Several Oakland County judges have employed draconian probationary terms on minors prosecuted for the charge of minor in possession of alcohol (MIP). A first offense MIP carries no jail. It is simply not permitted. Lawmakers drafted the law to provide a break to minors busted on a first offense. The minor may have to undergo substance abuse counseling and perform community service, but fines are nominal and the statute provides for absolutely no jail.
Nonetheless, horror stories are reported out of the Bloomfield and Rochester Hills district courts. This includes repeated attempts by certain judges to circumvent the Legislature’s policy of “no jail” for first offenses. These district court judges employ the court’s contempt powers, claiming that the minor is in contempt of court for failing to follow the court’s order.
In 2008, Judge Mark A. Goldsmith issued an order out of the Oakland County Circuit Court holding that this policy was not lawful. The judge held that “a probation violation in and of itself does not amount to a new crime. People v Kaczmarek, 464 Mich 478, 482-83; 628 NW2d 484 (2001) (on violating probation “the probationer is neither burdened with a new conviction nor exposed to punishment other than that to which he has already been exposed”); People v Vancil, 186 Mich App 665, 666; 465 NW2d 49 (1991) (“the sentence imposed upon a probation violation must be in accordance with the permissible sentence for the underlying offense itself”).”
The higher court’s order should have put an end to this practice, but the lower courts tried to circumvent the ruling! Ignoring the case because it was not binding in other identical cases, the judges inspired several more appeals to the Oakland County Circuit Court. In other words, these judges continued to jail minors in violation of the clear statutory language!
Central in this fight, my good friend and fellow defense lawyer Jim Amberg did what came naturally to an aggressive defense lawyer: He sued ’em! The story caught wide-spread attention, and the Detroit News and Free Press ran stories on Jim’s lawsuit against the judges in April 2009. These stories can be found on Jim’s webpage, www.oaklandcountymiplawyer.com.
Jim Amberg’s lawsuit did nothing to slow these zealous judges down, however, and I watched in dismay as Jim literally worked his butt off and figuratively beat his head against the proverbial brick wall.
In the latest chapter of the “MIP War” as it been coined, the other Jim central to the fight has won a huge victory. While Jim Amberg, the young hotshot out of Bloomfield was doing his thing, Jim Williams out of Troy was fighting the judges too. Jim Williams is a “senior attorney” to use a polite phrase, and he’s another great lawyer. I would link you to his website, but he does not have one because websites aren’t drafted using quills. He can be reached at (248) 528-1111.

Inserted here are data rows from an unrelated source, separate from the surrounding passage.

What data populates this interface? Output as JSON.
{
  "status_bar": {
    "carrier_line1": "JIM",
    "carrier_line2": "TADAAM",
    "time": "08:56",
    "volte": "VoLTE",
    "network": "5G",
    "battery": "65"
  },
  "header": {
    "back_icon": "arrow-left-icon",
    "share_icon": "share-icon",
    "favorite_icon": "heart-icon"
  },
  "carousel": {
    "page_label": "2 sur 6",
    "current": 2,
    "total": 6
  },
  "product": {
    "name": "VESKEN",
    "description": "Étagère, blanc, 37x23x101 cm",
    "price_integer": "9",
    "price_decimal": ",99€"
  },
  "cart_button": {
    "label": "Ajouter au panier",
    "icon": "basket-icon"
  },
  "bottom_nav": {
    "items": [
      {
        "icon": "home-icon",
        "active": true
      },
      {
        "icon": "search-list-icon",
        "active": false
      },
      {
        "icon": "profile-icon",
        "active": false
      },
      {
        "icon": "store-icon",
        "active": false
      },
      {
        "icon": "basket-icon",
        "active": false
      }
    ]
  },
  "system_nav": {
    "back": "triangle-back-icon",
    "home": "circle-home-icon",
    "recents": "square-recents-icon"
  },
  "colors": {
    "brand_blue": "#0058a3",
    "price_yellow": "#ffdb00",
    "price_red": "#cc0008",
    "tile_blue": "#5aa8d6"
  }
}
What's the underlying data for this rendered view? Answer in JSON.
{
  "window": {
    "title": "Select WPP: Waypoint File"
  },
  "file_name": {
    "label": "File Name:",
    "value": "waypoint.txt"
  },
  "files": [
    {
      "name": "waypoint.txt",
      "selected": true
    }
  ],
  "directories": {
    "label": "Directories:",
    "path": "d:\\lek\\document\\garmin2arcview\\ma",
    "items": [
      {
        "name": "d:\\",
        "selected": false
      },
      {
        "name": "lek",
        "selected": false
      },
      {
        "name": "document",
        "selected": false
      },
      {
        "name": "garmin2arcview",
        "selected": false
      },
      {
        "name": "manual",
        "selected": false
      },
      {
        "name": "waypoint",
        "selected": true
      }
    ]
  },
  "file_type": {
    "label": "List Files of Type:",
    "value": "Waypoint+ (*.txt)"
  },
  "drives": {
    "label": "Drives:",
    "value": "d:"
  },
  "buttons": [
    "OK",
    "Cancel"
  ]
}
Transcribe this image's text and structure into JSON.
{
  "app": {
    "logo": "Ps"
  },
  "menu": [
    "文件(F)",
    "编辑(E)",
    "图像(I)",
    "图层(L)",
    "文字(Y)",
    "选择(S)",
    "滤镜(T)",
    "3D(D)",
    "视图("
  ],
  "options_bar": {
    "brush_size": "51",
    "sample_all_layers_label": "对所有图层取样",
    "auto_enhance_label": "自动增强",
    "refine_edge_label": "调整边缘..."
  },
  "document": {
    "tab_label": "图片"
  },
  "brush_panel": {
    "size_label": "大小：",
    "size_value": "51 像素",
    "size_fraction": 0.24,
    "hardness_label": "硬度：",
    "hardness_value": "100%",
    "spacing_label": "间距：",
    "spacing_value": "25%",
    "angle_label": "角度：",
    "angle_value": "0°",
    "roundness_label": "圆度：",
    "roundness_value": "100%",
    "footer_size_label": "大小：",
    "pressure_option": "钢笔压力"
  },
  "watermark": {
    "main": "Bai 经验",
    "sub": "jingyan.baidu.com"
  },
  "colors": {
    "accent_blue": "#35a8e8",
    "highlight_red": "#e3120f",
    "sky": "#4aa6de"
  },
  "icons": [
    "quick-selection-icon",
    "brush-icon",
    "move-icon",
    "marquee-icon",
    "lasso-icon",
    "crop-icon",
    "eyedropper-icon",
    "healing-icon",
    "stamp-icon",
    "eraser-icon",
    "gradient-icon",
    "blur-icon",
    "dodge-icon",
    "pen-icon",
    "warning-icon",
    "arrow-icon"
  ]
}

Jim Williams has been fighting the Bloomfield judges for 3 years on the MIP War, and a few days ago he received a big fat victory. The Michigan Court of Appeals (which is higher than the Oakland County Circuit Court that issued the prior 2008 order) held that a first time offender for MIP cannot be placed on probation! A copy of the decision is available on-line here.
I am sure that this is frustrating to the district court judges who want to put kids in jail. Minors will continue to experiment with alcohol, and I am sure that these judges felt that their hawkish policies would serve as a deterrent to other kids. Unfortunately, high schoolers are largely oblivious to local district court practices, and the word never got out to them. These judges may have thought also that their illegal jail sentences might serve as a wake-up call to kids who violated probation. Early intervention is always key to substance abuse problems, after all. Nonetheless, these judges forced the issue to the Court of Appeals, and these judges were proven wrong. Let’s hope the judges follow the Court of Appeals ruling.
Kudos to the two Jims for their remarkable efforts. They are both truly Constitutional Warriors!